  From comparative analysis of the pellet dimensions (as shown in Fig. 5a), pellet sizes with principal dimensions m m and m m were found to have high reaction performance and highest heat transfer rate for all the catalyst compositions, henceforth, temperature gradient is insignificant and negligible across the catalyst cross section. In conclusion, using temperature-dependent luminescence of NaYF4:Er,Yb crystallites, the temperature was probed over the course of a catalytic reaction at different heights in a reactor bed. The obtained results show a clear potential for luminescence thermometry for noninvasive in situ temperature measurements.   Two tubular laboratory reactors, the single pellet string reactor (i.d. = cm) and the fixed bed reactor (i.d. = 5 cm) were compared on the basis of laboratory experiments of N 2 O catalytic decomposition and measurements of residence time distribution curves. K/Co 4 MnAlO x mixed oxide in the form of cylinders ( mm × mm) was used as a catalyst.   This indicates that the electrical behaviour of the single pellet reactor (or packed bed reactors), does not conform to the idealised behaviour represented by the classical or partial discharging DBD parallelogram. The reason for this non-ideal behaviour is discussed further in sections –

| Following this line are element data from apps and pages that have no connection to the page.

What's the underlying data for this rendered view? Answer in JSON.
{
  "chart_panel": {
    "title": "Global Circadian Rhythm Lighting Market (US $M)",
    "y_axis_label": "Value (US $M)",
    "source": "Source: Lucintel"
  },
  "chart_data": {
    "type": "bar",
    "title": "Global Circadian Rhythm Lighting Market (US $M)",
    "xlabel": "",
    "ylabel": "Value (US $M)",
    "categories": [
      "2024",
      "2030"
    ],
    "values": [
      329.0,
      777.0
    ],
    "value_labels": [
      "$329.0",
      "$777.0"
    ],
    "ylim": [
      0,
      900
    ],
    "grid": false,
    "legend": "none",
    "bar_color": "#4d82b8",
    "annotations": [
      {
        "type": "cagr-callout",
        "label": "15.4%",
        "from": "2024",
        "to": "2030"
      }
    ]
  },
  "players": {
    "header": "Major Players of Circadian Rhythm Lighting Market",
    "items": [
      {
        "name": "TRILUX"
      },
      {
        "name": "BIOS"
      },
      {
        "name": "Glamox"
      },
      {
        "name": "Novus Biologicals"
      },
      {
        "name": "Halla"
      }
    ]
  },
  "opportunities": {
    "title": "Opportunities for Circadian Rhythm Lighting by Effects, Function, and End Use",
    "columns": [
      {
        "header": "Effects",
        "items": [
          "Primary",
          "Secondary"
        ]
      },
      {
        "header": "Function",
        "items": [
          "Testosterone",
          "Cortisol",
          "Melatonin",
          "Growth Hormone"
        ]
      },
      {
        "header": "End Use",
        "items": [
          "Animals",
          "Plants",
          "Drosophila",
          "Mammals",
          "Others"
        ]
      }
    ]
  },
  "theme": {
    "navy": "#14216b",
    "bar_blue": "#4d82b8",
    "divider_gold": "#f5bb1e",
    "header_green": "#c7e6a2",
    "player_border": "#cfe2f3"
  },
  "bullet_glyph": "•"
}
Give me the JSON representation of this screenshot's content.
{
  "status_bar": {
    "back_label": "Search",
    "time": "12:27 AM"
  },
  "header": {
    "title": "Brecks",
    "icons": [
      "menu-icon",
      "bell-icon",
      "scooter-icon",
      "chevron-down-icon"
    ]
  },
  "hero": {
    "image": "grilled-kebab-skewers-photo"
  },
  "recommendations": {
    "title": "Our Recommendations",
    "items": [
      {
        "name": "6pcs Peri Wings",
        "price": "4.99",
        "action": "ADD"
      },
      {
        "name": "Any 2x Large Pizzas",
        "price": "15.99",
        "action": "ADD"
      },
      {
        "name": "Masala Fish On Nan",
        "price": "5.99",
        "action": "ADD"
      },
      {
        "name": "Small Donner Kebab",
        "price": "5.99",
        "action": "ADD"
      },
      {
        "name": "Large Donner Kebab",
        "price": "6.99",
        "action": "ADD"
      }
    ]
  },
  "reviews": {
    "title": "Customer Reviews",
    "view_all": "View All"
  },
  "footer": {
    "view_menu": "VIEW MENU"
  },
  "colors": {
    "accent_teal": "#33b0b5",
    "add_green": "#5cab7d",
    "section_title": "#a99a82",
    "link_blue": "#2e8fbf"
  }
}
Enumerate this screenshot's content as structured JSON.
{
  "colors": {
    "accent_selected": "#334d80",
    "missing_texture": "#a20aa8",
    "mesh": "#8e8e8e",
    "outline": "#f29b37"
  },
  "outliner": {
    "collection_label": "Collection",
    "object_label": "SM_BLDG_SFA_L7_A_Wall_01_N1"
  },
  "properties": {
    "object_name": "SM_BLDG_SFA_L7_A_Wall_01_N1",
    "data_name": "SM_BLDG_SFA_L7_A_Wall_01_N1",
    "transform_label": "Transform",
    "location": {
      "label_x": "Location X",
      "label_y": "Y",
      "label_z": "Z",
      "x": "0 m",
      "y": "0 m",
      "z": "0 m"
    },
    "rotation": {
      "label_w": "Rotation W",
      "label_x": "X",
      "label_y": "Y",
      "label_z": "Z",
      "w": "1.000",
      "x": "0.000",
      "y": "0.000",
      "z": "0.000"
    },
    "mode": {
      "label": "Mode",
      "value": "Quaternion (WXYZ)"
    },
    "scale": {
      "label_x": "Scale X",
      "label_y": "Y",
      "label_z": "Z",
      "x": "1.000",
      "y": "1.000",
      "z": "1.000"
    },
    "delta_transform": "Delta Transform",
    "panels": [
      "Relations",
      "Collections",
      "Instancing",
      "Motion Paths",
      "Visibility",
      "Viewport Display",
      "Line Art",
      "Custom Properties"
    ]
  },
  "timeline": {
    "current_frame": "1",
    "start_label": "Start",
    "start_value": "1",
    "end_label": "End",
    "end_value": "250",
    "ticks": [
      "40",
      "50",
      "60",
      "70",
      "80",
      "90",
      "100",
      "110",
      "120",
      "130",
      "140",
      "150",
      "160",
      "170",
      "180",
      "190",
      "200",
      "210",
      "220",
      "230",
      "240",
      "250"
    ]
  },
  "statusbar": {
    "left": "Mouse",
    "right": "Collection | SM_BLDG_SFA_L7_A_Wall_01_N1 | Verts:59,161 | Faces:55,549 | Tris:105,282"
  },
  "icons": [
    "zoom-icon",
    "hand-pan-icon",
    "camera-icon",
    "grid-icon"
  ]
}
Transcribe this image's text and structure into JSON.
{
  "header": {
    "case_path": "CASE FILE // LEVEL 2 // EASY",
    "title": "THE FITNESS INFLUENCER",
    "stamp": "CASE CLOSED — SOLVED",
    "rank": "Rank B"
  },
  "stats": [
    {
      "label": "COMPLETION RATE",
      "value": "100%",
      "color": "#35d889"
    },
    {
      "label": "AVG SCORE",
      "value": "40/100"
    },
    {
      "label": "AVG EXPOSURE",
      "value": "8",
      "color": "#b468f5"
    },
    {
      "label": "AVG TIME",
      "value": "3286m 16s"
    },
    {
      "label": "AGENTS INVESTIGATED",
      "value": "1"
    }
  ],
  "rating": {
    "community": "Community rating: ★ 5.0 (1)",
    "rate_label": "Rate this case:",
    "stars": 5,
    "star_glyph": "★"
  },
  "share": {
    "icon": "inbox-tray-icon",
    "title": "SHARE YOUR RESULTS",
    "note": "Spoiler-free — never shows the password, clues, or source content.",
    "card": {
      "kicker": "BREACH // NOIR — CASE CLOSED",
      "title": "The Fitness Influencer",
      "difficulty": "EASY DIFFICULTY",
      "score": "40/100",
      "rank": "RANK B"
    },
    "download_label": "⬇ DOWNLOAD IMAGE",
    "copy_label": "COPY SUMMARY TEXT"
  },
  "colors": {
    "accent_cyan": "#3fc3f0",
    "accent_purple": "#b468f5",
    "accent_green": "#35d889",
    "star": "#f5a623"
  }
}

  For an arrangement with only surface-layered catalyst pellets in a reactor the maximum yield is 42%. However, the optimisation of pellet sizes in three different beds shows an increase of yield and it becomes 45%. For the effective control of temperature inside a reactor, the application of inert mixing and side stream distribution was applied. A single‐pellet reactor has been used to investigate the impact of partial external wetting on catalyst performance in a multiphase reaction system. The novel design simulates the local environment within a trickle‐bed reactor, and permits the direct measurement of . temperature and concentration profiles inside a reactor, reactor and pellet governing equations need to be solved simultaneously. With collocation method, we are able to obtain concentration and temperature profiles for the reactor successfully. Two important packed bed catalytic reactor behaviors concern us: “hotspot” and multiplicity. Contactless temperature measurements in a powder fixed bed, applied in CO 2 methanation. • Spatial temperature profiles at laboratory scale, under static and dynamic reaction conditions. • Impact of different fixed bed designs and dilution with inert material on heat removal. • In situ monitoring of deactivation of catalysts.